• **Prompt**
Give the number of lines that contain "JSON" in the listing, and write nothing else.

--------------------

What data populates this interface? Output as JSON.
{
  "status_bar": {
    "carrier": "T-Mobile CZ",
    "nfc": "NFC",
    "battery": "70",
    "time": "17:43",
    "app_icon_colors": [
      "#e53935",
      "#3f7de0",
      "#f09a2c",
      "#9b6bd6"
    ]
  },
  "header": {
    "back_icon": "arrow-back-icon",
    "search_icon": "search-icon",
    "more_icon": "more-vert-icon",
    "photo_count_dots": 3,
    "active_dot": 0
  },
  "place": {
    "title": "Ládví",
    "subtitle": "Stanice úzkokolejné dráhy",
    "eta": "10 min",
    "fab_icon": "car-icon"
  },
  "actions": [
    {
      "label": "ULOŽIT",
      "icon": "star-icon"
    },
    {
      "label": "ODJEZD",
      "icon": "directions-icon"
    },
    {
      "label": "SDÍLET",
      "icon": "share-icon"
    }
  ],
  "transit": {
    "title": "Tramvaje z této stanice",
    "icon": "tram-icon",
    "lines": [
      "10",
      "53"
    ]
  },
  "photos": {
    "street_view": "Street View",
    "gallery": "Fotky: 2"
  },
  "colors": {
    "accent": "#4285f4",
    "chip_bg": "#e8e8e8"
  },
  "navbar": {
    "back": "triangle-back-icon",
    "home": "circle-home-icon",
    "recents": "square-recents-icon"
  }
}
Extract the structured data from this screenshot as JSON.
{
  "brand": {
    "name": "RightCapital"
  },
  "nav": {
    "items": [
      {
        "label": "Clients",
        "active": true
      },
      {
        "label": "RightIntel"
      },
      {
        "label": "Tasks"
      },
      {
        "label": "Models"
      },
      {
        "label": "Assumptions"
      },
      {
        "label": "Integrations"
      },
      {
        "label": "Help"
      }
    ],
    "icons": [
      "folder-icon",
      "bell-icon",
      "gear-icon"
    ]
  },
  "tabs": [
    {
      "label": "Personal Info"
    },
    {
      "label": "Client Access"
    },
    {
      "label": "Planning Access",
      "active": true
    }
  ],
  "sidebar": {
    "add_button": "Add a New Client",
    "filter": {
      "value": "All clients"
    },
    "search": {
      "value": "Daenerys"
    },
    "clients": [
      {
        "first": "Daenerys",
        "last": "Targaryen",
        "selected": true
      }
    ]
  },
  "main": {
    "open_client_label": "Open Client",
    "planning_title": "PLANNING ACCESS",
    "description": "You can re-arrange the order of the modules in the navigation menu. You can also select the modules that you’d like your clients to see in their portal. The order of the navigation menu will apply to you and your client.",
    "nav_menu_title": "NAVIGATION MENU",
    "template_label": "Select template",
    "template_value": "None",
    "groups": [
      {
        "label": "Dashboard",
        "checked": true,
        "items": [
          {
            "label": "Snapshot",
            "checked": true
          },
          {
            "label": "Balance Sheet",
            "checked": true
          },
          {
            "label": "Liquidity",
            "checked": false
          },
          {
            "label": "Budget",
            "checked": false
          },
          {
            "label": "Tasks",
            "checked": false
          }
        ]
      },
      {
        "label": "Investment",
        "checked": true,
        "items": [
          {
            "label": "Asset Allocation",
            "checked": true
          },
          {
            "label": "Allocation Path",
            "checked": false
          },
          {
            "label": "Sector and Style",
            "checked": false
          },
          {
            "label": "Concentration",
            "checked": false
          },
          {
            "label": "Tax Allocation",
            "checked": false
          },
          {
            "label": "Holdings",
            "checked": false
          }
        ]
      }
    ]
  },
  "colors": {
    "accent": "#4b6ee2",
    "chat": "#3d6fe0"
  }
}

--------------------

• **Answer to this exercise**
2